Diffuse Libraries: Emergent Roles for the Research Library in the Digital Age
by Wendy Pradt Lougee
Copyright 2002 by the Council on Library and Information Resources. No part of this publication may be reproduced or transcribed in any form without permission of the publisher. Requests for reproduction should be submitted to the Director of Communications at the Council on Library and Information Resources.
- Phase 1: The Growth of Distributed Technologies
- Phase 2: The Development of Open Paradigms and Models
- Phase 3: The Emergence of the Library as a Diffuse Agent
- Collection Development
- Library as Publisher
- Information Access
- Communities and Collaboratories
- Access and the Semantic Web
- User Services
- Virtual Reference Systems
- Information Literacy
- Organizational Models
- Library as Place
- Tangible Investments
- Intangible Investments
About the Author
Wendy Pradt Lougee was appointed University Librarian and McKnight Professor at the University of Minnesota University Libraries in June 2002. Previously, she served as associate director at the University of Michigan University Library and was responsible for developing one of the leading comprehensive digital library programs.
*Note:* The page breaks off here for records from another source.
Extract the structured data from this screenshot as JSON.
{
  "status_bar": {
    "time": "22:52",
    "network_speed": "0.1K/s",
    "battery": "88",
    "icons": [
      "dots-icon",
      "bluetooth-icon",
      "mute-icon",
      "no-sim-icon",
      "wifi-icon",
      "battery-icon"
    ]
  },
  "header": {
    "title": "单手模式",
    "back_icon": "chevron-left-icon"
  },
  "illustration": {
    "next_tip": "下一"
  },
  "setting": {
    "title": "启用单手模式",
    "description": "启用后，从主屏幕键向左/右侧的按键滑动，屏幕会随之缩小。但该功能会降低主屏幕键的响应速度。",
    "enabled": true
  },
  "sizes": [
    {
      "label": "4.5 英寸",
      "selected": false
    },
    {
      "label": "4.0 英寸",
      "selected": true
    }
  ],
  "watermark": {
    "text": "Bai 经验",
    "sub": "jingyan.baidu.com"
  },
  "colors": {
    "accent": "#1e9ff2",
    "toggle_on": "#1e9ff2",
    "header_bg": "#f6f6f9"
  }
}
Wendy Lougee is a pioneer in the digital library world. While at the University of Michigan, she was instrumental in defining and shaping what we have come to call the digital library. She was among the primary movers at the Digital Library Federation (DLF) as well, and it was at her insistence that DLF member libraries did not lose sight of the importance of the word “Federation” in the group’s name. Ms. Lougee recognized, even in the early stages of DLF, that while digital technology was dramatically changing the roles of libraries, progress could be made only when a library’s contributions advanced the institutional, as well as the collective, agenda.
In several recent essays and reports, the Council on Library and Information Resources has explored the role of the library in the digital world. For example, we have considered questions about the nature of collections when libraries license rather than purchase content. What are the implications for long-term preservation? We have also asked questions about the importance of library space when readers can retrieve information from their desktops and no longer have to visit the library. How does the role of the librarian change in such an environment?
In the digital world, libraries are becoming more involved in the creation and dissemination of knowledge. Ms. Lougee asserts that this is changing the very nature of the library. She offers examples of the new roles that a few libraries have taken on. She notes that some of these roles are extensions of traditional library activity, but also notes that wholly new functions and opportunities are emerging. Collaboration with new and diverse partners has become more important than ever; however, building effective collaborative relationship requires far more than simply finding organizations that are willing to help the library do its work.
Notwithstanding the evolution of library roles, Ms. Lougee aptly notes that the library retains a distinct identity that holds special meaning for members of the academic community.
Deanna B. Marcum